» PROBLEM TO SOLVE
Could the records below be restated word for word, without a single picture?

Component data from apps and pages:
BEGIN
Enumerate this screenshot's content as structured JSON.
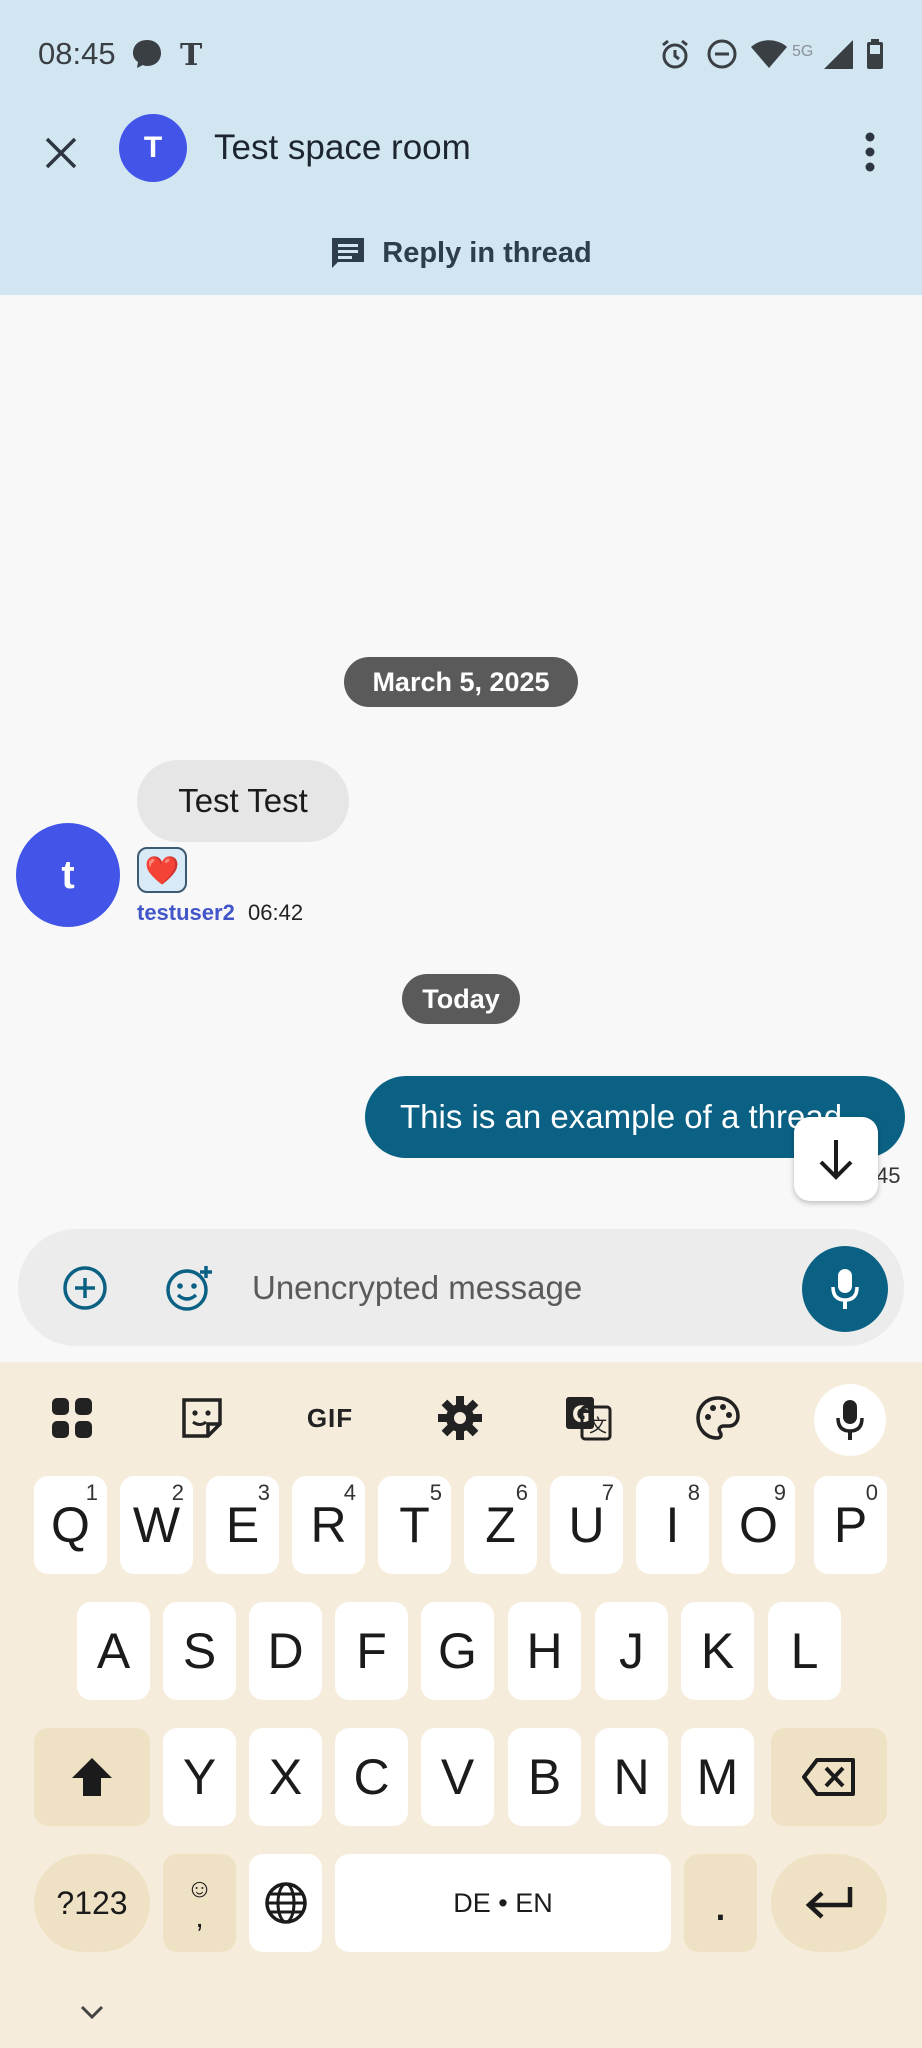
{
  "status_bar": {
    "time": "08:45",
    "network": "5G",
    "icons": [
      "messenger-icon",
      "nyt-icon",
      "alarm-icon",
      "dnd-icon",
      "wifi-icon",
      "signal-icon",
      "battery-icon"
    ]
  },
  "header": {
    "room_avatar_letter": "T",
    "room_name": "Test space room",
    "thread_label": "Reply in thread",
    "accent_color": "#d2e6f2"
  },
  "timeline": {
    "date_separator_1": "March 5, 2025",
    "message_1": {
      "text": "Test Test",
      "avatar_letter": "t",
      "sender": "testuser2",
      "time": "06:42",
      "reaction": "❤️"
    },
    "date_separator_2": "Today",
    "message_2": {
      "text": "This is an example of a thread",
      "time_partial": "45"
    }
  },
  "composer": {
    "placeholder": "Unencrypted message"
  },
  "keyboard": {
    "row1": [
      {
        "label": "Q",
        "hint": "1"
      },
      {
        "label": "W",
        "hint": "2"
      },
      {
        "label": "E",
        "hint": "3"
      },
      {
        "label": "R",
        "hint": "4"
      },
      {
        "label": "T",
        "hint": "5"
      },
      {
        "label": "Z",
        "hint": "6"
      },
      {
        "label": "U",
        "hint": "7"
      },
      {
        "label": "I",
        "hint": "8"
      },
      {
        "label": "O",
        "hint": "9"
      },
      {
        "label": "P",
        "hint": "0"
      }
    ],
    "row2": [
      "A",
      "S",
      "D",
      "F",
      "G",
      "H",
      "J",
      "K",
      "L"
    ],
    "row3": [
      "Y",
      "X",
      "C",
      "V",
      "B",
      "N",
      "M"
    ],
    "symbols_label": "?123",
    "emoji_comma_top": "☺",
    "emoji_comma_bottom": ",",
    "space_label": "DE • EN",
    "period_label": ".",
    "toolbar_gif": "GIF"
  }
}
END
» WRITTEN ANSWER
Enumerate this screenshot's content as structured JSON.
{
  "status_bar": {
    "time": "08:45",
    "network": "5G",
    "icons": [
      "messenger-icon",
      "nyt-icon",
      "alarm-icon",
      "dnd-icon",
      "wifi-icon",
      "signal-icon",
      "battery-icon"
    ]
  },
  "header": {
    "room_avatar_letter": "T",
    "room_name": "Test space room",
    "thread_label": "Reply in thread",
    "accent_color": "#d2e6f2"
  },
  "timeline": {
    "date_separator_1": "March 5, 2025",
    "message_1": {
      "text": "Test Test",
      "avatar_letter": "t",
      "sender": "testuser2",
      "time": "06:42",
      "reaction": "❤️"
    },
    "date_separator_2": "Today",
    "message_2": {
      "text": "This is an example of a thread",
      "time_partial": "45"
    }
  },
  "composer": {
    "placeholder": "Unencrypted message"
  },
  "keyboard": {
    "row1": [
      {
        "label": "Q",
        "hint": "1"
      },
      {
        "label": "W",
        "hint": "2"
      },
      {
        "label": "E",
        "hint": "3"
      },
      {
        "label": "R",
        "hint": "4"
      },
      {
        "label": "T",
        "hint": "5"
      },
      {
        "label": "Z",
        "hint": "6"
      },
      {
        "label": "U",
        "hint": "7"
      },
      {
        "label": "I",
        "hint": "8"
      },
      {
        "label": "O",
        "hint": "9"
      },
      {
        "label": "P",
        "hint": "0"
      }
    ],
    "row2": [
      "A",
      "S",
      "D",
      "F",
      "G",
      "H",
      "J",
      "K",
      "L"
    ],
    "row3": [
      "Y",
      "X",
      "C",
      "V",
      "B",
      "N",
      "M"
    ],
    "symbols_label": "?123",
    "emoji_comma_top": "☺",
    "emoji_comma_bottom": ",",
    "space_label": "DE • EN",
    "period_label": ".",
    "toolbar_gif": "GIF"
  }
}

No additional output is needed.